[Material supplied — start]

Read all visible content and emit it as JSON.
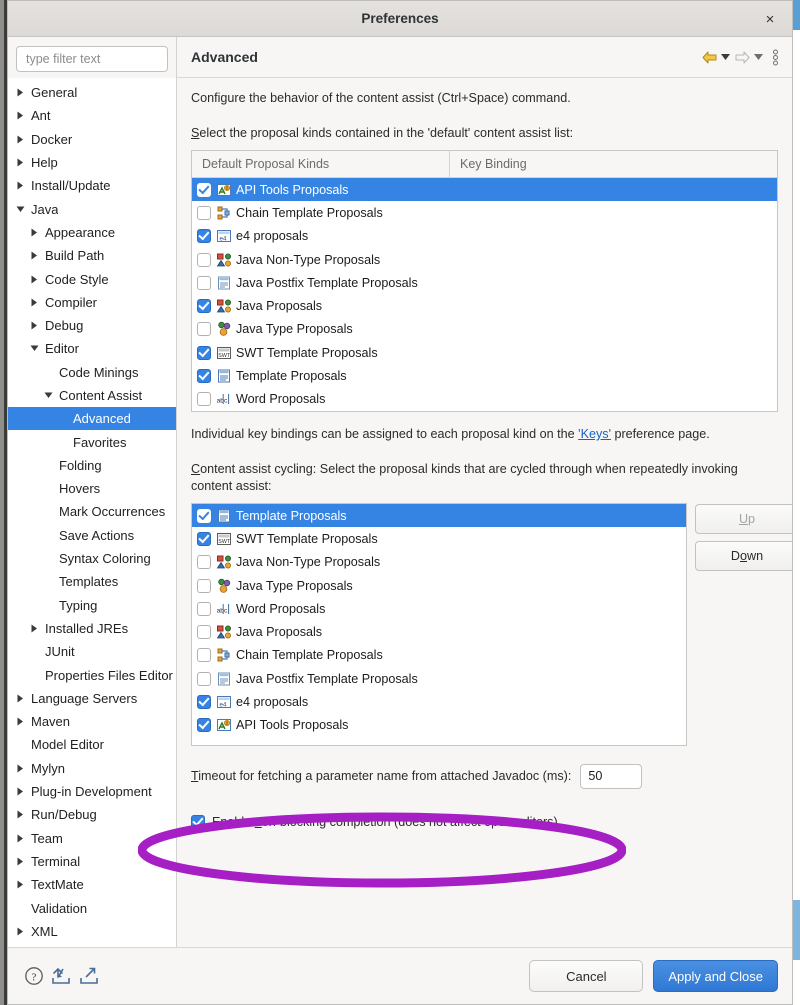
{
  "window": {
    "title": "Preferences",
    "close_label": "×"
  },
  "sidebar": {
    "filter_placeholder": "type filter text",
    "items": [
      {
        "label": "General",
        "indent": 0,
        "arrow": "right"
      },
      {
        "label": "Ant",
        "indent": 0,
        "arrow": "right"
      },
      {
        "label": "Docker",
        "indent": 0,
        "arrow": "right"
      },
      {
        "label": "Help",
        "indent": 0,
        "arrow": "right"
      },
      {
        "label": "Install/Update",
        "indent": 0,
        "arrow": "right"
      },
      {
        "label": "Java",
        "indent": 0,
        "arrow": "down"
      },
      {
        "label": "Appearance",
        "indent": 1,
        "arrow": "right"
      },
      {
        "label": "Build Path",
        "indent": 1,
        "arrow": "right"
      },
      {
        "label": "Code Style",
        "indent": 1,
        "arrow": "right"
      },
      {
        "label": "Compiler",
        "indent": 1,
        "arrow": "right"
      },
      {
        "label": "Debug",
        "indent": 1,
        "arrow": "right"
      },
      {
        "label": "Editor",
        "indent": 1,
        "arrow": "down"
      },
      {
        "label": "Code Minings",
        "indent": 2,
        "arrow": "none"
      },
      {
        "label": "Content Assist",
        "indent": 2,
        "arrow": "down"
      },
      {
        "label": "Advanced",
        "indent": 3,
        "arrow": "none",
        "selected": true
      },
      {
        "label": "Favorites",
        "indent": 3,
        "arrow": "none"
      },
      {
        "label": "Folding",
        "indent": 2,
        "arrow": "none"
      },
      {
        "label": "Hovers",
        "indent": 2,
        "arrow": "none"
      },
      {
        "label": "Mark Occurrences",
        "indent": 2,
        "arrow": "none"
      },
      {
        "label": "Save Actions",
        "indent": 2,
        "arrow": "none"
      },
      {
        "label": "Syntax Coloring",
        "indent": 2,
        "arrow": "none"
      },
      {
        "label": "Templates",
        "indent": 2,
        "arrow": "none"
      },
      {
        "label": "Typing",
        "indent": 2,
        "arrow": "none"
      },
      {
        "label": "Installed JREs",
        "indent": 1,
        "arrow": "right"
      },
      {
        "label": "JUnit",
        "indent": 1,
        "arrow": "none"
      },
      {
        "label": "Properties Files Editor",
        "indent": 1,
        "arrow": "none"
      },
      {
        "label": "Language Servers",
        "indent": 0,
        "arrow": "right"
      },
      {
        "label": "Maven",
        "indent": 0,
        "arrow": "right"
      },
      {
        "label": "Model Editor",
        "indent": 0,
        "arrow": "none"
      },
      {
        "label": "Mylyn",
        "indent": 0,
        "arrow": "right"
      },
      {
        "label": "Plug-in Development",
        "indent": 0,
        "arrow": "right"
      },
      {
        "label": "Run/Debug",
        "indent": 0,
        "arrow": "right"
      },
      {
        "label": "Team",
        "indent": 0,
        "arrow": "right"
      },
      {
        "label": "Terminal",
        "indent": 0,
        "arrow": "right"
      },
      {
        "label": "TextMate",
        "indent": 0,
        "arrow": "right"
      },
      {
        "label": "Validation",
        "indent": 0,
        "arrow": "none"
      },
      {
        "label": "XML",
        "indent": 0,
        "arrow": "right"
      }
    ]
  },
  "page": {
    "title": "Advanced",
    "description": "Configure the behavior of the content assist (Ctrl+Space) command.",
    "default_list_label_pre": "S",
    "default_list_label_post": "elect the proposal kinds contained in the 'default' content assist list:",
    "keys_note_pre": "Individual key bindings can be assigned to each proposal kind on the ",
    "keys_link": "'Keys'",
    "keys_note_post": " preference page.",
    "cycling_label_pre": "C",
    "cycling_label_post": "ontent assist cycling: Select the proposal kinds that are cycled through when repeatedly invoking content assist:",
    "timeout_label_pre": "T",
    "timeout_label_post": "imeout for fetching a parameter name from attached Javadoc (ms):",
    "timeout_value": "50",
    "nonblocking_pre": "Enable ",
    "nonblocking_mnem": "n",
    "nonblocking_post": "on-blocking completion (does not affect open editors)",
    "nonblocking_checked": true
  },
  "default_table": {
    "columns": [
      "Default Proposal Kinds",
      "Key Binding"
    ],
    "rows": [
      {
        "label": "API Tools Proposals",
        "checked": true,
        "icon": "api-tools-icon",
        "selected": true,
        "key_binding": ""
      },
      {
        "label": "Chain Template Proposals",
        "checked": false,
        "icon": "chain-template-icon",
        "key_binding": ""
      },
      {
        "label": "e4 proposals",
        "checked": true,
        "icon": "e4-icon",
        "key_binding": ""
      },
      {
        "label": "Java Non-Type Proposals",
        "checked": false,
        "icon": "java-nontype-icon",
        "key_binding": ""
      },
      {
        "label": "Java Postfix Template Proposals",
        "checked": false,
        "icon": "postfix-template-icon",
        "key_binding": ""
      },
      {
        "label": "Java Proposals",
        "checked": true,
        "icon": "java-nontype-icon",
        "key_binding": ""
      },
      {
        "label": "Java Type Proposals",
        "checked": false,
        "icon": "java-type-icon",
        "key_binding": ""
      },
      {
        "label": "SWT Template Proposals",
        "checked": true,
        "icon": "swt-template-icon",
        "key_binding": ""
      },
      {
        "label": "Template Proposals",
        "checked": true,
        "icon": "template-icon",
        "key_binding": ""
      },
      {
        "label": "Word Proposals",
        "checked": false,
        "icon": "word-proposals-icon",
        "key_binding": ""
      }
    ]
  },
  "cycling_list": {
    "rows": [
      {
        "label": "Template Proposals",
        "checked": true,
        "icon": "template-icon",
        "selected": true
      },
      {
        "label": "SWT Template Proposals",
        "checked": true,
        "icon": "swt-template-icon"
      },
      {
        "label": "Java Non-Type Proposals",
        "checked": false,
        "icon": "java-nontype-icon"
      },
      {
        "label": "Java Type Proposals",
        "checked": false,
        "icon": "java-type-icon"
      },
      {
        "label": "Word Proposals",
        "checked": false,
        "icon": "word-proposals-icon"
      },
      {
        "label": "Java Proposals",
        "checked": false,
        "icon": "java-nontype-icon"
      },
      {
        "label": "Chain Template Proposals",
        "checked": false,
        "icon": "chain-template-icon"
      },
      {
        "label": "Java Postfix Template Proposals",
        "checked": false,
        "icon": "postfix-template-icon"
      },
      {
        "label": "e4 proposals",
        "checked": true,
        "icon": "e4-icon"
      },
      {
        "label": "API Tools Proposals",
        "checked": true,
        "icon": "api-tools-icon"
      }
    ],
    "up_label": "Up",
    "up_mnem": "U",
    "down_label": "Down",
    "down_mnem": "D"
  },
  "footer": {
    "cancel_label": "Cancel",
    "apply_close_label": "Apply and Close"
  },
  "annotation": {
    "shape": "ellipse",
    "color": "#a51fc4"
  },
  "colors": {
    "selection": "#3584e4",
    "accent_button": "#3078d4",
    "link": "#1a62c4",
    "annotation": "#a51fc4"
  }
}
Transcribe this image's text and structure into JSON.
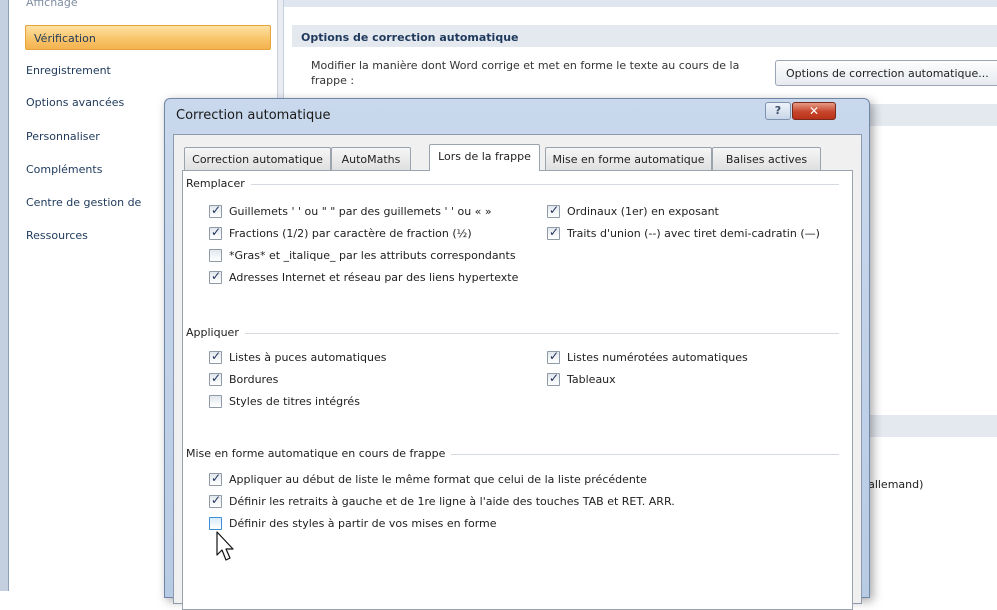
{
  "sidebar": {
    "cut_item": "Affichage",
    "selected": "Vérification",
    "items": [
      "Enregistrement",
      "Options avancées",
      "Personnaliser",
      "Compléments",
      "Centre de gestion de",
      "Ressources"
    ]
  },
  "main": {
    "section_title": "Options de correction automatique",
    "description": "Modifier la manière dont Word corrige et met en forme le texte au cours de la frappe :",
    "autocorrect_button": "Options de correction automatique...",
    "partial_text": "l'allemand)"
  },
  "dialog": {
    "title": "Correction automatique",
    "help": "?",
    "close": "✕",
    "tabs": [
      {
        "label": "Correction automatique",
        "active": false
      },
      {
        "label": "AutoMaths",
        "active": false
      },
      {
        "label": "Lors de la frappe",
        "active": true
      },
      {
        "label": "Mise en forme automatique",
        "active": false
      },
      {
        "label": "Balises actives",
        "active": false
      }
    ],
    "groups": {
      "replace": {
        "label": "Remplacer",
        "items": [
          {
            "label": "Guillemets ' ' ou \" \" par des guillemets ' ' ou « »",
            "checked": true
          },
          {
            "label": "Ordinaux (1er) en exposant",
            "checked": true
          },
          {
            "label": "Fractions (1/2) par caractère de fraction (½)",
            "checked": true
          },
          {
            "label": "Traits d'union (--) avec tiret demi-cadratin (—)",
            "checked": true
          },
          {
            "label": "*Gras* et _italique_ par les attributs correspondants",
            "checked": false
          },
          {
            "label": "Adresses Internet et réseau par des liens hypertexte",
            "checked": true
          }
        ]
      },
      "apply": {
        "label": "Appliquer",
        "items": [
          {
            "label": "Listes à puces automatiques",
            "checked": true
          },
          {
            "label": "Listes numérotées automatiques",
            "checked": true
          },
          {
            "label": "Bordures",
            "checked": true
          },
          {
            "label": "Tableaux",
            "checked": true
          },
          {
            "label": "Styles de titres intégrés",
            "checked": false
          }
        ]
      },
      "format": {
        "label": "Mise en forme automatique en cours de frappe",
        "items": [
          {
            "label": "Appliquer au début de liste le même format que celui de la liste précédente",
            "checked": true
          },
          {
            "label": "Définir les retraits à gauche et de 1re ligne à l'aide des touches TAB et RET. ARR.",
            "checked": true
          },
          {
            "label": "Définir des styles à partir de vos mises en forme",
            "checked": false
          }
        ]
      }
    }
  },
  "icons": {
    "cursor": "mouse-pointer-icon",
    "check": "checkmark-icon"
  },
  "colors": {
    "selected_item": "#f8c56b",
    "title_bar": "#c9d8ec",
    "close_button": "#c6452a"
  }
}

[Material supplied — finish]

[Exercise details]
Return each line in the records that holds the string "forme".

[Output below]
    "description": "Modifier la manière dont Word corrige et met en forme le texte au cours de la frappe :",
        "label": "Mise en forme automatique",
        "label": "Mise en forme automatique en cours de frappe",
            "label": "Définir des styles à partir de vos mises en forme",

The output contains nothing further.